The powerful muscles are produced by twisting and coiling the high-polymer fishing line and sewing thread together. The muscles are then powered thermally, which is accomplished by electrical force, by the absorption of light, or by chemical reaction of fuels. Twisting the fiber converts it to a torsional muscle that can spin a heavy rotor to more than 10,000 rpm. Additional twisting makes the fiber coil act like a heavily twisted rubber band, producing a muscle that contracts along its length when heated and returns to its initial length when cooled. However, if the coiling is in a different twist direction than the initial fiber twist, the muscles will expand when heated and retract when cooled.
Compared to natural muscles, which contract by about 20 percent, the new polymer fiber muscles can contract by about 50 percent. The muscle strokes also are reversible for millions of cycles as the muscles contract and expand under heavy mechanical loads, according to the study findings.

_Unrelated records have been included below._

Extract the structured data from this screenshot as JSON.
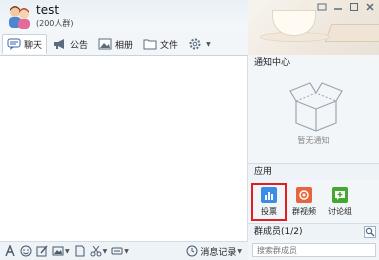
{
  "header": {
    "group_name": "test",
    "member_count": "(200人群)"
  },
  "tabs": [
    {
      "label": "聊天",
      "icon": "chat-icon"
    },
    {
      "label": "公告",
      "icon": "announcement-icon"
    },
    {
      "label": "相册",
      "icon": "album-icon"
    },
    {
      "label": "文件",
      "icon": "folder-icon"
    },
    {
      "label": "",
      "icon": "gear-icon"
    }
  ],
  "notify": {
    "title": "通知中心",
    "empty_text": "暂无通知"
  },
  "apps": {
    "title": "应用",
    "items": [
      {
        "label": "投票",
        "icon": "vote-icon",
        "color": "#3a8ee6"
      },
      {
        "label": "群视频",
        "icon": "group-video-icon",
        "color": "#e8643c"
      },
      {
        "label": "讨论组",
        "icon": "discussion-icon",
        "color": "#43a833"
      }
    ]
  },
  "members": {
    "title": "群成员(1/2)",
    "search_placeholder": "搜索群成员"
  },
  "toolbar": {
    "history_label": "消息记录"
  }
}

“The application opportunities for these polymer muscles are vast,” said corresponding author Dr. Ray Baughman, the Robert A. Welch Distinguished Chair in Chemistry at UT Dallas and director of the NanoTech Institute. “Today’s most advanced humanoid robots, prosthetic limbs and wearable exoskeletons are limited by motors and hydraulic systems, whose size and weight restrict dexterity, force generation and work capability.”

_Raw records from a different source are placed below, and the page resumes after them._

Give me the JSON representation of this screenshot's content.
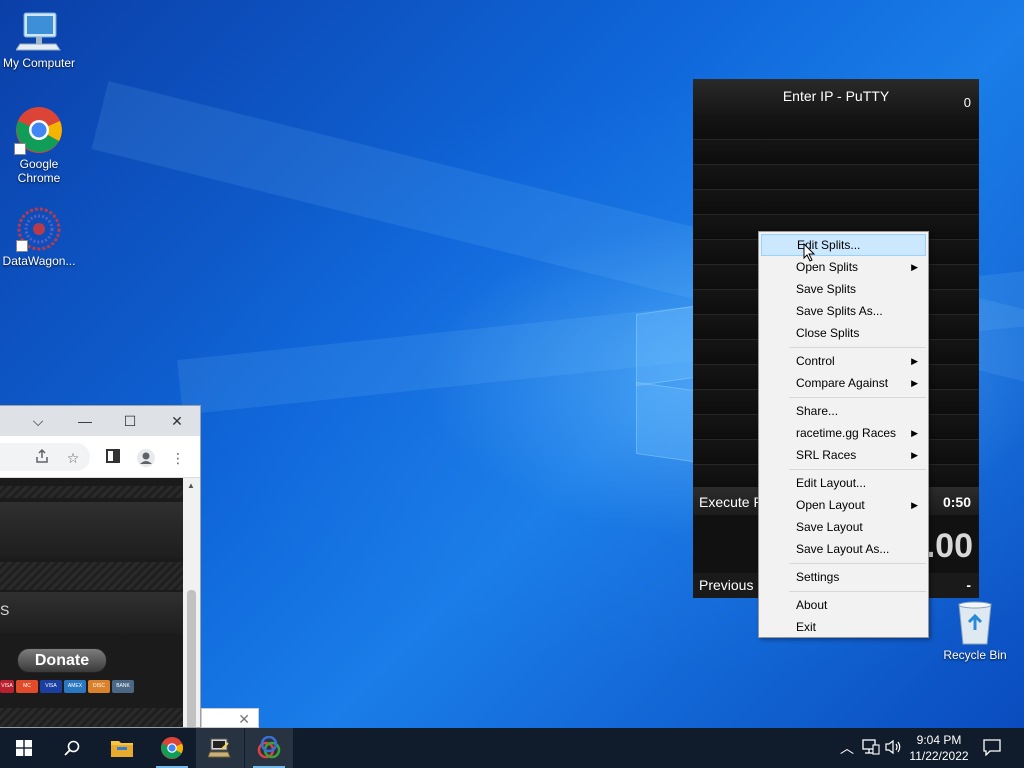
{
  "desktop": {
    "icons": [
      {
        "label": "My Computer",
        "icon": "computer-icon"
      },
      {
        "label": "Google Chrome",
        "icon": "chrome-icon"
      },
      {
        "label": "DataWagon...",
        "icon": "datawagon-icon"
      },
      {
        "label": "Recycle Bin",
        "icon": "recycle-bin-icon"
      }
    ]
  },
  "livesplit": {
    "title": "Enter IP - PuTTY",
    "attempts": "0",
    "current_split_name": "Execute P",
    "current_split_time": "0:50",
    "timer": ".00",
    "previous_label": "Previous S",
    "previous_value": "-"
  },
  "context_menu": {
    "items": [
      {
        "label": "Edit Splits...",
        "submenu": false,
        "highlighted": true
      },
      {
        "label": "Open Splits",
        "submenu": true
      },
      {
        "label": "Save Splits",
        "submenu": false
      },
      {
        "label": "Save Splits As...",
        "submenu": false
      },
      {
        "label": "Close Splits",
        "submenu": false
      },
      {
        "label": "Control",
        "submenu": true
      },
      {
        "label": "Compare Against",
        "submenu": true
      },
      {
        "label": "Share...",
        "submenu": false
      },
      {
        "label": "racetime.gg Races",
        "submenu": true
      },
      {
        "label": "SRL Races",
        "submenu": true
      },
      {
        "label": "Edit Layout...",
        "submenu": false
      },
      {
        "label": "Open Layout",
        "submenu": true
      },
      {
        "label": "Save Layout",
        "submenu": false
      },
      {
        "label": "Save Layout As...",
        "submenu": false
      },
      {
        "label": "Settings",
        "submenu": false
      },
      {
        "label": "About",
        "submenu": false
      },
      {
        "label": "Exit",
        "submenu": false
      }
    ],
    "submenu_arrow": "▶"
  },
  "browser": {
    "page_text_s": "S",
    "donate_label": "Donate",
    "cards": [
      "VISA",
      "MC",
      "VISA",
      "AMEX",
      "DISC",
      "BANK"
    ],
    "window_controls": {
      "dropdown": "⌵",
      "minimize": "—",
      "maximize": "☐",
      "close": "✕"
    },
    "popup_close": "✕"
  },
  "taskbar": {
    "clock_time": "9:04 PM",
    "clock_date": "11/22/2022",
    "apps": [
      "start-button",
      "search-button",
      "file-explorer",
      "google-chrome",
      "putty",
      "livesplit"
    ]
  },
  "colors": {
    "menu_highlight": "#cce8ff",
    "menu_highlight_border": "#99d1ff",
    "taskbar": "#101c2c",
    "accent": "#76b9ed"
  }
}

The practicalities of these artificial muscles are wide. Baughman noted that applications such as humanoids and exoskeletons could make use of the technology, giving them superhuman strength. He explained that by twisting together a bundle of polyethylene fishing lines, roughly ten times the thickness of a human hair, a polymer muscle is produced that can lift 16 pounds. In similar fashion, if a hundred of these bundles were to be twisted together, it would result in a powerful muscle that could lift as much as 1600 pounds.
While these artificial muscles are shown to be powerful lifters, they have other practical purposes as well. On the opposite extreme, single strands of the polymer muscles that have much less of a diameter than a human hair could be used to give humanoid robots life-like facial expressions or perhaps power miniature “laboratories on a chip.”
Carter Haines, lead author of the study from UT Dallas, explained that the polymer muscles are generally electrically powered by resistive heating using the metal coating on commercially available sewing thread. But for other applications, the muscles may be self-powered by environmental temperature changes.
“We have woven textiles from the polymer muscles whose pores reversibly open and close with changes in temperature. This offers the future possibility of comfort-adjusting clothing,” said Haines, who earned an undergraduate physics degree from UT Dallas and is now a doctoral student in materials science and engineering.
The team also demonstrated the feasibility of using environmentally powered muscles to automatically open and close windows in greenhouses or other buildings in response to ambient temperature changes, thereby eliminating the need for electricity or costly, noisy motors.
The UBC researchers noted that artificial muscles have, in the past, been successfully created using metal wires and carbon nanotubes. However, researchers and device makers have found that these types of artificial muscles are quite expensive to fabricate and difficult to control.